In 1991, he participated in the exhibition "9 Künstler aus Lüdinghausen" ("9 artists from Lüdinghausen") in the Lüdinghausen castle Burg Vischering; the foreword to the exhibition catalogue was written by Dr. Falco Herleman.[7] 1992 Dülmen: Exhibition "Neue Wege – Neue Bilder". Bocholt and Ahaus exhibition with the Hamalandkreis. 1994–1995 Solo exhibition : private collection : Skillykorn / Singapore. One of his pictures was included in Romanian school books together with pictures of other Romanian art classics.

1996–1997 Solo exhibition in the Gallery Noran / Lüdinghausen / Münster (Westfalen) and the Gallery Wöhrle / Hamm. 1998 Solo exhibitions : Haus Hünenburg / Bremen, Gallery Käthner Böke / Leer and Gallery NORAN / Lüdinghausen. 1999 Solo exhibition Sparkasse Lüdinghausen.

2003 Solo exhibition : "Der Grosse Vogel" in the Gallery Klostermühle Heiligeberg and Volksbank Achim.[8] 2004 Solo exhibition "Licht und Farbe".[9]

Selected works[edit]

  • 1936 – Natura moartă cu muscată , Germany, Private collection
  • 1936 – Peisaj la Balcic, Romania, Private collection [1]
  • 1951 – Natură moartă – Still life, Romania, Private collection [2]
  • 1967 – Autoportret- Self portrait, Romania, Private collection [3]
  • 1967 – Sighişoara – Schäßburg, Romania, Private collection [4]
  • 1968 – La scăldat, Romania, Private collection [5]
  • 1975 – Crucifixion, Romania, Private collection [6]
  • 1980 – Harlekin, Romania, Private collection [7]
  • 1982 – Allegorie, Germany, Private collection [8]
  • 1993 – Gedankensturm, Germany, Private collection [9]
  • 1999 – Das Gespräch, Germany, Private collection [10]
  • 2002 – Frau in blau, Germany, Private collection [11]


  1. ^ Radu Carneci : Exhibition in Willebroek Belgium Archived 2007-09-28 at the Wayback Machine, Exhibition catalogue. 1984.
  2. ^ Ibsen : Das Theaterstück "Gespenster", Teatrul Lucia Sturdza Bulandra.
  3. ^ Ödön von Horvath : Das Theaterstück "Geschichten aus dem Wiener Wald" Archived 2007-09-26 at the Wayback Machine.
  4. ^ Contemporary East European Paintings : Ausstellungskatalog Archived 2007-09-28 at the Wayback Machine.
  5. ^ Ausstellungen in Belgien und Deutschland: Ausstellungskatalog Archived 2007-09-28 at the Wayback Machine.
  6. ^ Theodor Redlow : Profil George Stefanescu Archived 2007-09-28 at the Wayback Machine – Revista "Arta" Anul XXXV Nr.3/1988 – p.10.
  7. ^ Dr.Falco Herleman : Ausstellung in der Burg Vischering Archived 2007-09-28 at the Wayback Machine.

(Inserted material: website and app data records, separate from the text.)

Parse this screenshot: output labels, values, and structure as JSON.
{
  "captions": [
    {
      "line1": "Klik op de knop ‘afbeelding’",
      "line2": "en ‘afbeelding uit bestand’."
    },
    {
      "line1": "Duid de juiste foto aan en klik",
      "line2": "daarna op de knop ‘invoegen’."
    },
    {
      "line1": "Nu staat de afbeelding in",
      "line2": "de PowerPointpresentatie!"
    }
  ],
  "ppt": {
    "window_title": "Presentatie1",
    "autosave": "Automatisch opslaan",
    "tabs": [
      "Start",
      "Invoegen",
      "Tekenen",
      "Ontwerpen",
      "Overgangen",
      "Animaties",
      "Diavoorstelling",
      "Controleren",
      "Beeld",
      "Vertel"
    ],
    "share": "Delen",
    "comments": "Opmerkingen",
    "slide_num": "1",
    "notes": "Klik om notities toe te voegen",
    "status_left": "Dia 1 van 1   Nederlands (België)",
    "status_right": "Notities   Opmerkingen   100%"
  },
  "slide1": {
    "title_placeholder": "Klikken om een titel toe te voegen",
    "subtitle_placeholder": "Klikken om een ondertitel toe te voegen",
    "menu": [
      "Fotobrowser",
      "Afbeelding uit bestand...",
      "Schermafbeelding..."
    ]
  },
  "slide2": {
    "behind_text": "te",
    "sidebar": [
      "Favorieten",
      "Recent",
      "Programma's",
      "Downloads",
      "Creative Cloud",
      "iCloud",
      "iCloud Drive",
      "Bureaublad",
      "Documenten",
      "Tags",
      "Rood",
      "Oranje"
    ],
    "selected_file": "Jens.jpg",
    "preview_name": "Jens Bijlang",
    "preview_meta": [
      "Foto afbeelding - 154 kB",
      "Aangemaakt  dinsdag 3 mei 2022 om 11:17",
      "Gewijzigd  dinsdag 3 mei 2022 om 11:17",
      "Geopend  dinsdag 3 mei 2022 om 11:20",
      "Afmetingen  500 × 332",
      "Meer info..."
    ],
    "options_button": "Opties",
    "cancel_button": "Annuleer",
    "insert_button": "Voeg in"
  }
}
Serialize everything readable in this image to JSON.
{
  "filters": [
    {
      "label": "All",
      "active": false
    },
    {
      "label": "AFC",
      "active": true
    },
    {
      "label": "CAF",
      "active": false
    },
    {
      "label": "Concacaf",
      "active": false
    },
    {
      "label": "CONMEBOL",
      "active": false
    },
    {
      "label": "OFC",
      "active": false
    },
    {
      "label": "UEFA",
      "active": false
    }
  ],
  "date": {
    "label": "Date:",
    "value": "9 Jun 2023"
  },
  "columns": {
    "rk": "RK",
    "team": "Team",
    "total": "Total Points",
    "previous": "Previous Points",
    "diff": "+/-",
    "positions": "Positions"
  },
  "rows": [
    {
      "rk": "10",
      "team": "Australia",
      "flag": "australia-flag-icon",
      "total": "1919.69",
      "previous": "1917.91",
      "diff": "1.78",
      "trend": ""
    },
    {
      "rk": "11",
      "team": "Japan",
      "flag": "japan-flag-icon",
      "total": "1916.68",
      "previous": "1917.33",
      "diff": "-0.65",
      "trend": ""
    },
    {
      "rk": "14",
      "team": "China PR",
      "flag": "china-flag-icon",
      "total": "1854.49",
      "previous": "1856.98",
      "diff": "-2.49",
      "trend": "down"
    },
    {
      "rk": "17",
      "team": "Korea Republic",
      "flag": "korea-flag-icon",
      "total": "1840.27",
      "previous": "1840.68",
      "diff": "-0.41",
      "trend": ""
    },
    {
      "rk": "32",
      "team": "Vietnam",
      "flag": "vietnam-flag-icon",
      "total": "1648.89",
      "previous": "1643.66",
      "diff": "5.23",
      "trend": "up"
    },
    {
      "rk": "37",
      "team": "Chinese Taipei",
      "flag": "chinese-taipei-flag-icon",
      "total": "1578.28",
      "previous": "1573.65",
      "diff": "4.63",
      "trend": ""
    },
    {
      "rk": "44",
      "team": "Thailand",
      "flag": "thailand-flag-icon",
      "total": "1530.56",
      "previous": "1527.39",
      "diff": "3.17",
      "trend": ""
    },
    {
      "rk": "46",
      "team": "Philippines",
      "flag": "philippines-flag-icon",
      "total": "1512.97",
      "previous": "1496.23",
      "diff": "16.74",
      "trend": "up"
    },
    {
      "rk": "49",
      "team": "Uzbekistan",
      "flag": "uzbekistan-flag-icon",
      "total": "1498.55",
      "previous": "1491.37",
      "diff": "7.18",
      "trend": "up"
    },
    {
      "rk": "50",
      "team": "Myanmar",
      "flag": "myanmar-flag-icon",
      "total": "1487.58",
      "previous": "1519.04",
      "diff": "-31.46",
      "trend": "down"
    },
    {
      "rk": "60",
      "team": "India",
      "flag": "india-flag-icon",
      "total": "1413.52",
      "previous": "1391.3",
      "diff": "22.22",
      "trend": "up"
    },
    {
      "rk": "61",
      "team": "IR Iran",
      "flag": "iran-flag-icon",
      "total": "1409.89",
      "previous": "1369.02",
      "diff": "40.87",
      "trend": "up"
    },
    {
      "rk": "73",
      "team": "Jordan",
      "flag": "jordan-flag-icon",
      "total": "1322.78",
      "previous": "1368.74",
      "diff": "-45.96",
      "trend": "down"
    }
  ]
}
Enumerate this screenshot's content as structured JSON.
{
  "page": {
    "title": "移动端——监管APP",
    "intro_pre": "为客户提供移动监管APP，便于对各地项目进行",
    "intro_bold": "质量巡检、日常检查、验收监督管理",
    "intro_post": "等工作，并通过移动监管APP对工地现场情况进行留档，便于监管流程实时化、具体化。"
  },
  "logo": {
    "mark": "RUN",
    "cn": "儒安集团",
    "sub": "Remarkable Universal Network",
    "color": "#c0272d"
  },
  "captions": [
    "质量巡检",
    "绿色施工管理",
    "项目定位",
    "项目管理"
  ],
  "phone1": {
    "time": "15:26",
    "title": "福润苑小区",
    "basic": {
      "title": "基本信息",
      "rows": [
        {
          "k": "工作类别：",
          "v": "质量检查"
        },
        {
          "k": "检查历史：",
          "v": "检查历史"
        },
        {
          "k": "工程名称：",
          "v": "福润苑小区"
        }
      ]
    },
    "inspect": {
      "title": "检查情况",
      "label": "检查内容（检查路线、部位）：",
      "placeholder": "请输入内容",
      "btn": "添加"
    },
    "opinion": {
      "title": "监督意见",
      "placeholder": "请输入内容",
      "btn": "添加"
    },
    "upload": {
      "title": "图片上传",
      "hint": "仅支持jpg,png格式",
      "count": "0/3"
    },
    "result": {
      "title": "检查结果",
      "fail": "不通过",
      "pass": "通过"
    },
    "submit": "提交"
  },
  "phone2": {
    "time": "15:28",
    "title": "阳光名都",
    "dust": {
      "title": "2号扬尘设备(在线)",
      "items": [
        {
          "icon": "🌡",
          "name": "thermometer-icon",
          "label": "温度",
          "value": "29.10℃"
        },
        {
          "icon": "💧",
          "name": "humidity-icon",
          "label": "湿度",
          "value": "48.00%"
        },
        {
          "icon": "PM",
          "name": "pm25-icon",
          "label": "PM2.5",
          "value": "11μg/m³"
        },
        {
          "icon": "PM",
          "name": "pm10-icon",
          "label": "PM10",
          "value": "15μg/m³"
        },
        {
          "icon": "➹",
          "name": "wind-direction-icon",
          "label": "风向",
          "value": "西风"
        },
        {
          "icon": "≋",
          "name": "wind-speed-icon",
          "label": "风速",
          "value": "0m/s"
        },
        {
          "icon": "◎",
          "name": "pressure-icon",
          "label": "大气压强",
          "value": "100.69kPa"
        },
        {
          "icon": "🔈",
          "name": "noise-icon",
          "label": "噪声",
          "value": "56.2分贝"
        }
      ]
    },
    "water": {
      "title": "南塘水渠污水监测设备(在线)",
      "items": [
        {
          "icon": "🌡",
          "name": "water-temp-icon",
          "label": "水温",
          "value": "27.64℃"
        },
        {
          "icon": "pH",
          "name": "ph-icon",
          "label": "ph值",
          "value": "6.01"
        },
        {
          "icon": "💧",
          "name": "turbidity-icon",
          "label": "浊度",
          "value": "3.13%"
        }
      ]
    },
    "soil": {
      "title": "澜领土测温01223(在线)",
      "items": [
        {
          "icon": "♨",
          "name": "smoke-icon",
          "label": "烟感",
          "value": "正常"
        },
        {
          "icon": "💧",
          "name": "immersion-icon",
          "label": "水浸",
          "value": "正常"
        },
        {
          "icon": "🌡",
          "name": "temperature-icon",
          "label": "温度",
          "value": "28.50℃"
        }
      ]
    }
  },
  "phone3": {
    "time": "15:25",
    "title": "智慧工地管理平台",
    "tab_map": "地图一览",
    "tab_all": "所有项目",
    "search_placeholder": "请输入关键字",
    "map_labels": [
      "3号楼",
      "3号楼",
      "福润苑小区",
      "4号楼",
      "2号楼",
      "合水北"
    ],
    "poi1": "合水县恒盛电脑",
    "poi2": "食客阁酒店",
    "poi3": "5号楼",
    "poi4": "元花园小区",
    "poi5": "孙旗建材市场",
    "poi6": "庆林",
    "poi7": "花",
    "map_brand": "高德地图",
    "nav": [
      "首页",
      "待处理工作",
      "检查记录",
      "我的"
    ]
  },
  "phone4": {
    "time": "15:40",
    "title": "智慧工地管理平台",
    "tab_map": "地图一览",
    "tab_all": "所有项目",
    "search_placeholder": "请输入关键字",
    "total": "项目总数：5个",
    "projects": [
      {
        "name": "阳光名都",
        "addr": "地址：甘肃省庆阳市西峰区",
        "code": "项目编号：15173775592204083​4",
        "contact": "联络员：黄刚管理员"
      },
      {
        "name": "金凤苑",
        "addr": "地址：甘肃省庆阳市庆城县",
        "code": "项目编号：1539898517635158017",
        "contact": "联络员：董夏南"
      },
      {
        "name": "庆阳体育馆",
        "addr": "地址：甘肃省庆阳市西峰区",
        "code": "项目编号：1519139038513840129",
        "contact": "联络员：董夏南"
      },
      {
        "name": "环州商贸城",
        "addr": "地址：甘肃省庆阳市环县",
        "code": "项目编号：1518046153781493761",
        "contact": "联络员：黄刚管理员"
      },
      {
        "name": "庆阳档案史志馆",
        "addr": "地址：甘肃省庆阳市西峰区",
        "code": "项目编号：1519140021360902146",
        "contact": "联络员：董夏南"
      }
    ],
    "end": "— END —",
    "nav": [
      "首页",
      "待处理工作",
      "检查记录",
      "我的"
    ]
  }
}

In: Ausstellungskatalog. 1991.
  8. ^ Der Grosse Vogel : Ausstellung in der Galerie Klostermühle Heiligeberg Archived 2007-09-29 at the Wayback Machine.
  9. ^ Licht und Farbe : Ausstellung in Lüdinghausen.


  • Adriana Bobu: George Ștefănescu – Kunstmonographie in der Reihe "Rumänische Maler", Verlag Meridiane, Bucharest 1987. [12]
  • Künstausstellung in der Burg Vischering, 1991. [13]
  • Künstlerlexikon für Münster und Umgebung, 1996. [14]

External links[edit]